_WHAT THE TASK REQUIRES_
Every entry must be reproduced word for word.
(Beginning of DATASET)
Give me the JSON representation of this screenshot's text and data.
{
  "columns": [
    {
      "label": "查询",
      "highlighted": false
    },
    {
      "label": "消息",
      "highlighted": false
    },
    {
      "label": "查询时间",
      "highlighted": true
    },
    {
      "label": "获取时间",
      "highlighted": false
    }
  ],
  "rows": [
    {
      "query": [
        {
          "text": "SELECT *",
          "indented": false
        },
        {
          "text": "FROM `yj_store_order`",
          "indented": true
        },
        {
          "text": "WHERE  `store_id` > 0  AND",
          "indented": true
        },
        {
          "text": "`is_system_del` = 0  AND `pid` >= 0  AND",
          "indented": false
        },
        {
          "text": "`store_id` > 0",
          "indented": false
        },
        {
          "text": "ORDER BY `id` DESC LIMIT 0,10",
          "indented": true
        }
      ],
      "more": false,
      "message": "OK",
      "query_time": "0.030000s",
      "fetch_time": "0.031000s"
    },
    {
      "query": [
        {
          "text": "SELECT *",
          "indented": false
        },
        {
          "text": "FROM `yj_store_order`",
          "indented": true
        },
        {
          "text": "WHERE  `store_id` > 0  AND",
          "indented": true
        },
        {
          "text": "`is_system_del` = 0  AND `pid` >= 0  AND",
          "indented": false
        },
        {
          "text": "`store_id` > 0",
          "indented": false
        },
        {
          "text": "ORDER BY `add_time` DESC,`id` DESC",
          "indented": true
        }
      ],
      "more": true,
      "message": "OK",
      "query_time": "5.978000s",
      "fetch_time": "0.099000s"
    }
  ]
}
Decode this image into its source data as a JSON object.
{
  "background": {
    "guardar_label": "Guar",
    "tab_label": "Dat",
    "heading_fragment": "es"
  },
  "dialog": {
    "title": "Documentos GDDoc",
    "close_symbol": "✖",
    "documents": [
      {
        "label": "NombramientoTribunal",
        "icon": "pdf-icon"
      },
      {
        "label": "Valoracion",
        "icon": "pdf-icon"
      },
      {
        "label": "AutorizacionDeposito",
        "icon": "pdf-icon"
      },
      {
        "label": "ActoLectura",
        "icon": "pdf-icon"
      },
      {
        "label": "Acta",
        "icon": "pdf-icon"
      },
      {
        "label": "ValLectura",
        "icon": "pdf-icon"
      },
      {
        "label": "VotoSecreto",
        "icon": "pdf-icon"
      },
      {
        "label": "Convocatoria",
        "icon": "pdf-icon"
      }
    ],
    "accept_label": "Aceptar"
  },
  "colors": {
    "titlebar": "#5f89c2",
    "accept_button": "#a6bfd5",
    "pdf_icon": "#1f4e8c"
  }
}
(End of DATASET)
_ANSWER TO THE PROBLEM_
Give me the JSON representation of this screenshot's text and data.
{
  "columns": [
    {
      "label": "查询",
      "highlighted": false
    },
    {
      "label": "消息",
      "highlighted": false
    },
    {
      "label": "查询时间",
      "highlighted": true
    },
    {
      "label": "获取时间",
      "highlighted": false
    }
  ],
  "rows": [
    {
      "query": [
        {
          "text": "SELECT *",
          "indented": false
        },
        {
          "text": "FROM `yj_store_order`",
          "indented": true
        },
        {
          "text": "WHERE  `store_id` > 0  AND",
          "indented": true
        },
        {
          "text": "`is_system_del` = 0  AND `pid` >= 0  AND",
          "indented": false
        },
        {
          "text": "`store_id` > 0",
          "indented": false
        },
        {
          "text": "ORDER BY `id` DESC LIMIT 0,10",
          "indented": true
        }
      ],
      "more": false,
      "message": "OK",
      "query_time": "0.030000s",
      "fetch_time": "0.031000s"
    },
    {
      "query": [
        {
          "text": "SELECT *",
          "indented": false
        },
        {
          "text": "FROM `yj_store_order`",
          "indented": true
        },
        {
          "text": "WHERE  `store_id` > 0  AND",
          "indented": true
        },
        {
          "text": "`is_system_del` = 0  AND `pid` >= 0  AND",
          "indented": false
        },
        {
          "text": "`store_id` > 0",
          "indented": false
        },
        {
          "text": "ORDER BY `add_time` DESC,`id` DESC",
          "indented": true
        }
      ],
      "more": true,
      "message": "OK",
      "query_time": "5.978000s",
      "fetch_time": "0.099000s"
    }
  ]
}
Decode this image into its source data as a JSON object.
{
  "background": {
    "guardar_label": "Guar",
    "tab_label": "Dat",
    "heading_fragment": "es"
  },
  "dialog": {
    "title": "Documentos GDDoc",
    "close_symbol": "✖",
    "documents": [
      {
        "label": "NombramientoTribunal",
        "icon": "pdf-icon"
      },
      {
        "label": "Valoracion",
        "icon": "pdf-icon"
      },
      {
        "label": "AutorizacionDeposito",
        "icon": "pdf-icon"
      },
      {
        "label": "ActoLectura",
        "icon": "pdf-icon"
      },
      {
        "label": "Acta",
        "icon": "pdf-icon"
      },
      {
        "label": "ValLectura",
        "icon": "pdf-icon"
      },
      {
        "label": "VotoSecreto",
        "icon": "pdf-icon"
      },
      {
        "label": "Convocatoria",
        "icon": "pdf-icon"
      }
    ],
    "accept_label": "Aceptar"
  },
  "colors": {
    "titlebar": "#5f89c2",
    "accept_button": "#a6bfd5",
    "pdf_icon": "#1f4e8c"
  }
}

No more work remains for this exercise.